  • Water: Like their succulent and cactus friends, tropicals need less water during winter. The best way to know if your plant needs water is the finger test: when the first 1-2 inches of soil feels dry, it’s time to saturate your plant.
  • Humidity: Heaters and fireplaces are devastating to tropicals. Mist your plants every few days to encourage humidity. Consider placing particularly susceptible plants like begonias on a tray of pebbles. Keep a layer of water at the bottom of the tray to create a humid microclimate for your plant.
  • Food: Tropicals don’t need much fertilizer through fall and winter. Once every two-three months should be plenty.


Crassula ovata (Jade plant), one of our favorite succulents.
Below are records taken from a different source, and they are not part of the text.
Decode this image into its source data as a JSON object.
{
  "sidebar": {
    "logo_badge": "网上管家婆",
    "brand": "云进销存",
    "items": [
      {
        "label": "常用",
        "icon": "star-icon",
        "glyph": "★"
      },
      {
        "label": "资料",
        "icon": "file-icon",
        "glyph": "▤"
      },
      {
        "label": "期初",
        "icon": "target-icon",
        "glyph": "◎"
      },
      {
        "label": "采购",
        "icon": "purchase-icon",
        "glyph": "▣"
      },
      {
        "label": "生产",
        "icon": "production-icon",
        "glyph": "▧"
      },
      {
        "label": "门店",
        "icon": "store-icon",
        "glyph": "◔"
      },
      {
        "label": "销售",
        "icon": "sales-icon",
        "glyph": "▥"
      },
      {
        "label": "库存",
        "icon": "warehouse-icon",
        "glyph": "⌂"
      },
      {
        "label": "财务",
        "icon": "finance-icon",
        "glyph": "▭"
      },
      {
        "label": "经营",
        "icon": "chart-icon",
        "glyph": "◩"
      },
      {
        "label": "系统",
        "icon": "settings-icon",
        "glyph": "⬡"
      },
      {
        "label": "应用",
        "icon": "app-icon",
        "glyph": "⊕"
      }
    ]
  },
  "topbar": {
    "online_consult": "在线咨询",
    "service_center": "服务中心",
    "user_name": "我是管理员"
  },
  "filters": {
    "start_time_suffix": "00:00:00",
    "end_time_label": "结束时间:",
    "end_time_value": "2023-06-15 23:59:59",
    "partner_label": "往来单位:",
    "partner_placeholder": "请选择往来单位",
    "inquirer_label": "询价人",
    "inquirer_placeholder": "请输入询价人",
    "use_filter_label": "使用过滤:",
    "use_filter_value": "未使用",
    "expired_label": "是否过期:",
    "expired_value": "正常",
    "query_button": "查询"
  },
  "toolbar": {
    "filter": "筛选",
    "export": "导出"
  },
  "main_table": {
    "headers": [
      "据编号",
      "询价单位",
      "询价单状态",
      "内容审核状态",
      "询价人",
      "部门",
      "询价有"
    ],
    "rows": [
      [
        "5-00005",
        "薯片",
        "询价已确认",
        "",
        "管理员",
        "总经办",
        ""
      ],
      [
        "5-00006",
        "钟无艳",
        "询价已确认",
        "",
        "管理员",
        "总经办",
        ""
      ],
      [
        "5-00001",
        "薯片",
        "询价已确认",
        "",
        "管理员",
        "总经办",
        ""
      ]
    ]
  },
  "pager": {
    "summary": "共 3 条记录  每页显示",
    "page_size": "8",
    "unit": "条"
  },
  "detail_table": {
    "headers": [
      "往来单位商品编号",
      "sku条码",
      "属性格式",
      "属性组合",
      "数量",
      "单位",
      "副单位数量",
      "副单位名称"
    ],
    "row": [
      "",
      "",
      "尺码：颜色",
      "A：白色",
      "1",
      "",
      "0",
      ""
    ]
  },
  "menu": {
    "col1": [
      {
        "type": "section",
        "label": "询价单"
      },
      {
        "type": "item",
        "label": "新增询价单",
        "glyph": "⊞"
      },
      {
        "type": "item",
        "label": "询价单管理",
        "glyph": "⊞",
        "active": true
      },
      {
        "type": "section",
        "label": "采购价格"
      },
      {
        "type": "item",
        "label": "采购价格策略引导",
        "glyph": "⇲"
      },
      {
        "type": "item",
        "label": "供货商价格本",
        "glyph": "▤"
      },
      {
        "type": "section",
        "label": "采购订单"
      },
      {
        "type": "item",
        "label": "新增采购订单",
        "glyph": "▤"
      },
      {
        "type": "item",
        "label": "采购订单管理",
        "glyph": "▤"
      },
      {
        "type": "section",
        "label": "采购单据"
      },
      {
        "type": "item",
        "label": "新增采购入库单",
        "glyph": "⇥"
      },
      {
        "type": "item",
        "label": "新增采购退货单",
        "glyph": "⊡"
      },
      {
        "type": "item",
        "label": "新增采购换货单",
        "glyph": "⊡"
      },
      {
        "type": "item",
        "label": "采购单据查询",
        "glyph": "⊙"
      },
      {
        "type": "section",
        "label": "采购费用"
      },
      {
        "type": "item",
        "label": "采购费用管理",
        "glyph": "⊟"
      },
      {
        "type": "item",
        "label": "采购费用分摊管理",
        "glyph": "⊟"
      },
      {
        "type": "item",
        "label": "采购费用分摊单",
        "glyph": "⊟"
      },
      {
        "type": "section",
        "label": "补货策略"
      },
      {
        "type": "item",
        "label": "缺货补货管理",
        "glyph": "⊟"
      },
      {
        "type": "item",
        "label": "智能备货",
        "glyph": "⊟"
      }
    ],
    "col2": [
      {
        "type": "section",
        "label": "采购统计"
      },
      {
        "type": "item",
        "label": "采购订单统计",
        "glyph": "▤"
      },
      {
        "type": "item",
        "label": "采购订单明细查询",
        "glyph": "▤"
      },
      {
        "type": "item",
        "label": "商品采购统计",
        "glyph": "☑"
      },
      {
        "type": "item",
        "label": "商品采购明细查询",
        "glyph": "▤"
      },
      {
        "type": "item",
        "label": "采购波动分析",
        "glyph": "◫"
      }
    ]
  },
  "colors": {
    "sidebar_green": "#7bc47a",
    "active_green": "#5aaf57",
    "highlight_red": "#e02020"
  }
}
Succulents earned their name by their ability to store water in thick, fleshy leaves and stems. Honoring their name is the key to keeping these plants happy and healthy through winter.

  • Light: Bring any succulents that you moved outdoors during summer into your home. Keep your succulents in your brightest spot – most will tolerate indirect light, though all would prefer 3-4 hours of good sun.
  • Temperature: Though some succulents are cold hardy, most prefer that temperatures don’t drop below 50-55 degrees.
  • Water: Succulents need far less water in winter. Water succulents deeply, but infrequently– about once a month.
  • Food: Fertilize your succulents one last time at the end of summer (read: today!). They won’t need another feeding until spring – in fact, doing so can promote rot (read: plant death).


A collection of cacti

Most cacti grow actively in spring and summer, but essentially go dormant during fall winter– benevolent neglect is key.

  • Light: Bring any cacti that you moved outdoors during summer into your home. Keep your cacti in your brightest spot. This may mean moving your plant a few times over winter, as the angle of the sun changes as winter approaches.
  • Temperature: Cool temperatures are actually best for your cactus’s winter dormancy. No need to stress about rooms getting too cold — as long as your house stay above 45 degrees, your cacti will thank you. Windows and unheated porches make great locations, as temperatures tend to be 5-10 degrees cooler than the rest of your house.
  • Water: Cacti need very little water during fall and winter. When we say very little, we mean just a slight moistening every few weeks. Overwatering is the easiest way to kill a cactus, especially in winter!
  • Food: Don’t fertilize cacti during winter – they don’t need it and it can kill your plant!

Have any fall houseplant care tips or stories? Share them with us in the comments, or join the conversation on facebook!

Pistils Nursery